USDA SNAP for Researchers provides research published by the USDA; participation data; and data on allotments, income, and allowable deductions.


The goal of SNAP-Ed is to improve the likelihood that persons eligible for SNAP will make healthy choices within a limited budget and choose active lifestyles consistent with the current Dietary Guidelines for Americans and MyPlate.  Visit the FY 2017 SNAP Education Plan Guidance, SNAP-Ed Interventions: A Toolkit for States,  and SNAP-Ed Connection to read more information about SNAP-Ed.

BECR_square2Uses of Behavioral Economics Nudges within Healthy Retail Interventions in the SNAP-Ed Program: Research Opportunities by Daniella Uslan, Jessica Soldavini, Molly De MarcoTerry Hartman, and Alice Ammerman.

In collaboration with the UNC Center for Health Promotion and Disease Prevention, the BECR Center drafted a brief to discuss the potential research opportunities for using behavioral economics strategies within the SNAP-Ed Program.  This brief highlights text from the 2017 SNAP Education Plan Guidance.

BECR_square2Behavioral Economics in the Healthy Retail Environment: Working Within the SNAP-Ed Context by Alice AmmermanMolly De Marco, and Daniella Uslan

The Regional Nutrition Education and Obesity Prevention Centers of Excellence (RNECE) Southern Region at UNC- Chapel Hill recently presented a webinar on behavioral economics within the SNAP-Ed context.  The field of Behavioral Economics provides valuable insight in understanding people’s behaviors and decision-making processes.
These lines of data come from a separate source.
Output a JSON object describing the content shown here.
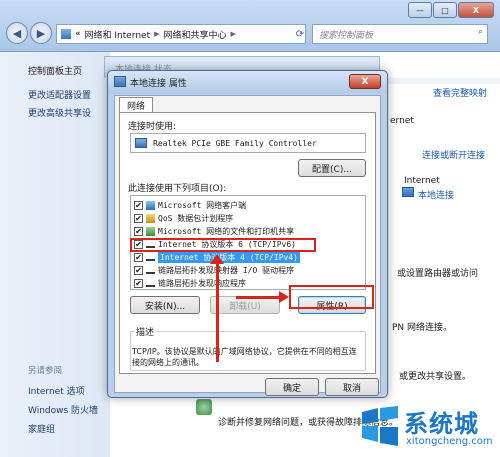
{
  "window": {
    "caption_minimize": "—",
    "caption_maximize": "□",
    "caption_close": "X",
    "back_icon": "◀",
    "forward_icon": "▶",
    "breadcrumb": [
      "«",
      "网络和 Internet",
      "网络和共享中心"
    ],
    "search_placeholder": "搜索控制面板"
  },
  "left_pane": {
    "home": "控制面板主页",
    "items": [
      "更改适配器设置",
      "更改高级共享设"
    ],
    "see_also_header": "另请参阅",
    "see_also": [
      "Internet 选项",
      "Windows 防火墙",
      "家庭组"
    ]
  },
  "background": {
    "ghost_title": "本地连接 状态",
    "view_full_map": "查看完整映射",
    "internet_fragment": "ernet",
    "connect_disconnect": "连接或断开连接",
    "internet_label": "Internet",
    "local_connection": "本地连接",
    "fragment_router": "或设置路由器或访问",
    "fragment_vpn": "PN 网络连接。",
    "fragment_sharing": "或更改共享设置。",
    "diag_text": "诊断并修复网络问题，或获得故障排除信息。"
  },
  "dialog": {
    "title": "本地连接 属性",
    "close_label": "X",
    "tab_network": "网络",
    "connect_using_label": "连接时使用:",
    "adapter_name": "Realtek PCIe GBE Family Controller",
    "configure_button": "配置(C)...",
    "items_label": "此连接使用下列项目(O):",
    "items": [
      {
        "check": "✔",
        "text": "Microsoft 网络客户端"
      },
      {
        "check": "✔",
        "text": "QoS 数据包计划程序"
      },
      {
        "check": "✔",
        "text": "Microsoft 网络的文件和打印机共享"
      },
      {
        "check": "✔",
        "text": "Internet 协议版本 6 (TCP/IPv6)"
      },
      {
        "check": "✔",
        "text": "Internet 协议版本 4 (TCP/IPv4)"
      },
      {
        "check": "✔",
        "text": "链路层拓扑发现映射器 I/O 驱动程序"
      },
      {
        "check": "✔",
        "text": "链路层拓扑发现响应程序"
      }
    ],
    "install_button": "安装(N)...",
    "uninstall_button": "卸载(U)",
    "properties_button": "属性(R)",
    "description_label": "描述",
    "description_text": "TCP/IP。该协议是默认的广域网络协议，它提供在不同的相互连接的网络上的通讯。",
    "ok_button": "确定",
    "cancel_button": "取消"
  },
  "watermark": {
    "cn": "系统城",
    "en": "xitongcheng.com"
  },
  "colors": {
    "annotation_red": "#d5251d",
    "selection_blue": "#3399ff",
    "watermark_blue": "#1b78c8"
  }
}
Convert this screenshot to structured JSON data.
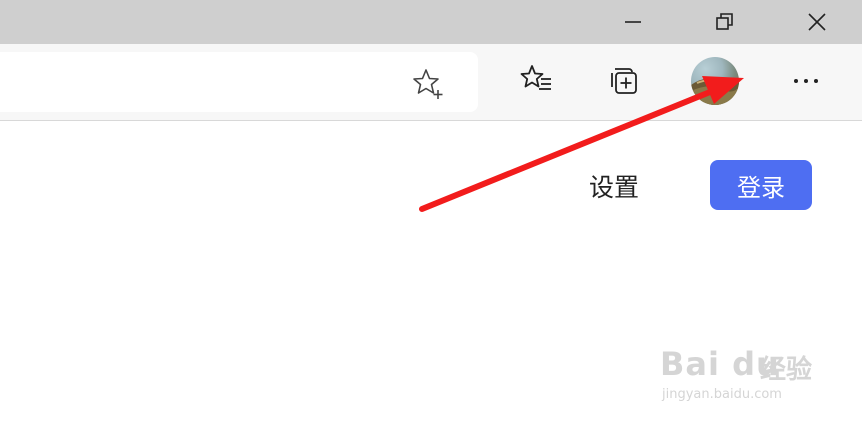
{
  "window_controls": {
    "minimize_icon": "minimize-icon",
    "restore_icon": "restore-icon",
    "close_icon": "close-icon"
  },
  "toolbar": {
    "favorite_icon": "add-favorite-star-icon",
    "favorites_icon": "favorites-list-icon",
    "collections_icon": "collections-icon",
    "profile_icon": "profile-avatar",
    "more_icon": "more-dots-icon"
  },
  "page": {
    "settings_label": "设置",
    "login_label": "登录",
    "login_color": "#4e6ef2"
  },
  "annotation": {
    "arrow_color": "#f21c1c"
  },
  "watermark": {
    "brand": "Bai du",
    "suffix": "经验",
    "url": "jingyan.baidu.com"
  }
}
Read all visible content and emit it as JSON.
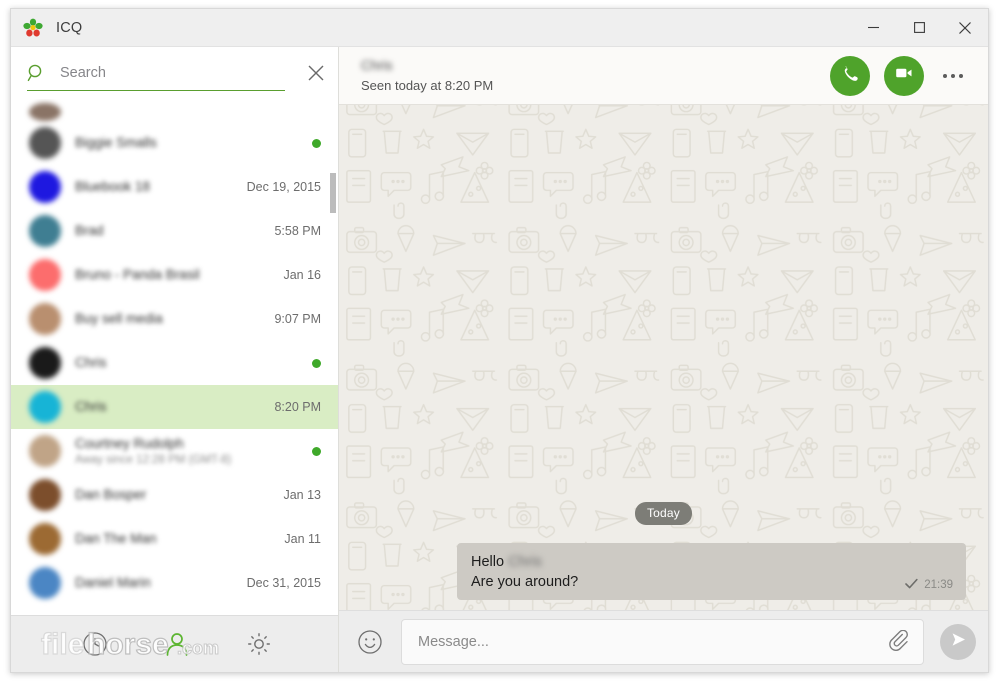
{
  "window": {
    "title": "ICQ",
    "logo_icon": "icq-flower-icon",
    "controls": {
      "minimize_label": "Minimize",
      "maximize_label": "Maximize",
      "close_label": "Close"
    }
  },
  "search": {
    "placeholder": "Search",
    "value": "",
    "icon": "search-icon",
    "close_icon": "close-icon"
  },
  "contacts": [
    {
      "name": "",
      "meta": "",
      "sub": "",
      "online": false,
      "selected": false,
      "partial": true,
      "avatar_color": "#8a7466"
    },
    {
      "name": "Biggie Smalls",
      "meta": "",
      "sub": "",
      "online": true,
      "selected": false,
      "partial": false,
      "avatar_color": "#555555"
    },
    {
      "name": "Bluebook 18",
      "meta": "Dec 19, 2015",
      "sub": "",
      "online": false,
      "selected": false,
      "partial": false,
      "avatar_color": "#1e18e0"
    },
    {
      "name": "Brad",
      "meta": "5:58 PM",
      "sub": "",
      "online": false,
      "selected": false,
      "partial": false,
      "avatar_color": "#3f7e92"
    },
    {
      "name": "Bruno - Panda Brasil",
      "meta": "Jan 16",
      "sub": "",
      "online": false,
      "selected": false,
      "partial": false,
      "avatar_color": "#fc6d6d"
    },
    {
      "name": "Buy sell media",
      "meta": "9:07 PM",
      "sub": "",
      "online": false,
      "selected": false,
      "partial": false,
      "avatar_color": "#b98f6f"
    },
    {
      "name": "Chris",
      "meta": "",
      "sub": "",
      "online": true,
      "selected": false,
      "partial": false,
      "avatar_color": "#1a1a1a"
    },
    {
      "name": "Chris",
      "meta": "8:20 PM",
      "sub": "",
      "online": false,
      "selected": true,
      "partial": false,
      "avatar_color": "#17b4d6"
    },
    {
      "name": "Courtney Rudolph",
      "meta": "",
      "sub": "Away since 12:28 PM (GMT-8)",
      "online": true,
      "selected": false,
      "partial": false,
      "avatar_color": "#c0a487"
    },
    {
      "name": "Dan Bosper",
      "meta": "Jan 13",
      "sub": "",
      "online": false,
      "selected": false,
      "partial": false,
      "avatar_color": "#7c4e2c"
    },
    {
      "name": "Dan The Man",
      "meta": "Jan 11",
      "sub": "",
      "online": false,
      "selected": false,
      "partial": false,
      "avatar_color": "#9c6a33"
    },
    {
      "name": "Daniel Marin",
      "meta": "Dec 31, 2015",
      "sub": "",
      "online": false,
      "selected": false,
      "partial": false,
      "avatar_color": "#4b86c4"
    }
  ],
  "sidebar_toolbar": {
    "history_icon": "clock-history-icon",
    "contacts_icon": "person-icon",
    "settings_icon": "gear-icon"
  },
  "watermark": {
    "text_1": "file",
    "text_2": "horse",
    "text_3": ".com"
  },
  "chat": {
    "contact_name": "Chris",
    "status": "Seen today at 8:20 PM",
    "call_icon": "phone-icon",
    "video_icon": "video-camera-icon",
    "more_icon": "more-horizontal-icon",
    "day_divider": "Today",
    "messages": [
      {
        "line1_prefix": "Hello",
        "line1_name": "Chris",
        "line2": "Are you around?",
        "time": "21:39",
        "status_icon": "single-check-icon"
      }
    ]
  },
  "composer": {
    "smiley_icon": "smiley-icon",
    "placeholder": "Message...",
    "value": "",
    "attach_icon": "paperclip-icon",
    "send_icon": "send-icon"
  },
  "colors": {
    "brand_green": "#4fa32b",
    "selected_row": "#d9edc4",
    "online_dot": "#3fa92a",
    "wallpaper": "#efede8",
    "bubble": "#cdcac4",
    "day_pill": "#7d7d77"
  }
}
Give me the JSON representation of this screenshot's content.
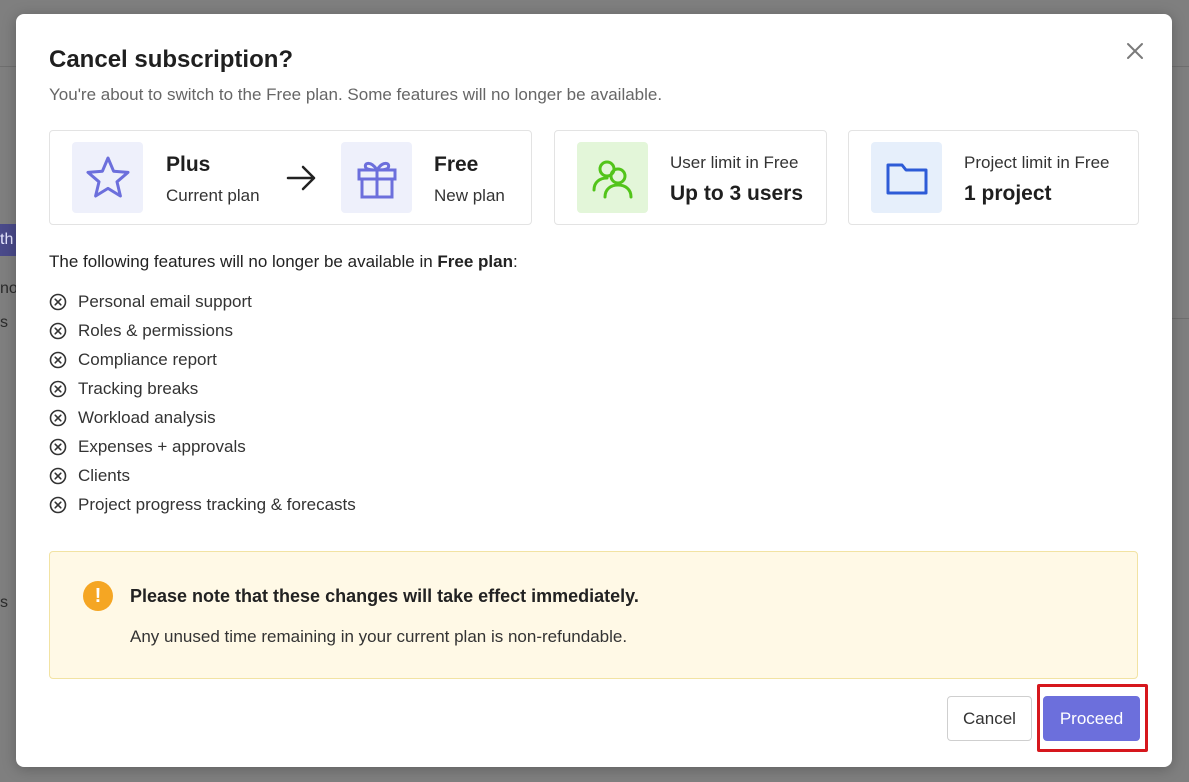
{
  "background_fragments": {
    "frag1": "th",
    "frag2": "no",
    "frag3": "s",
    "frag4": "s"
  },
  "dialog": {
    "title": "Cancel subscription?",
    "subtitle": "You're about to switch to the Free plan. Some features will no longer be available.",
    "close_icon": "close-icon"
  },
  "plan_change": {
    "current": {
      "name": "Plus",
      "label": "Current plan",
      "icon": "star-icon"
    },
    "arrow_icon": "arrow-right-icon",
    "new": {
      "name": "Free",
      "label": "New plan",
      "icon": "gift-icon"
    }
  },
  "limits": [
    {
      "label": "User limit in Free",
      "value": "Up to 3 users",
      "icon": "users-icon"
    },
    {
      "label": "Project limit in Free",
      "value": "1 project",
      "icon": "folder-icon"
    }
  ],
  "features": {
    "intro_prefix": "The following features will no longer be available in ",
    "intro_plan": "Free plan",
    "intro_suffix": ":",
    "items": [
      "Personal email support",
      "Roles & permissions",
      "Compliance report",
      "Tracking breaks",
      "Workload analysis",
      "Expenses + approvals",
      "Clients",
      "Project progress tracking & forecasts"
    ]
  },
  "notice": {
    "icon": "warning-icon",
    "icon_glyph": "!",
    "title": "Please note that these changes will take effect immediately.",
    "body": "Any unused time remaining in your current plan is non-refundable."
  },
  "actions": {
    "cancel_label": "Cancel",
    "proceed_label": "Proceed"
  },
  "colors": {
    "accent": "#6c6fdc",
    "warning": "#f5a623",
    "notice_bg": "#fff9e6",
    "highlight": "#d6171d",
    "users_icon": "#52c41a",
    "folder_icon": "#2d5bd7"
  }
}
This webinar will introduce key concepts from Behavioral Economics and discuss how SNAP-Ed agencies can leverage these concepts to “nudge” consumers to make healthier food choices in a retail setting.

Materials: Slide deck /  Recording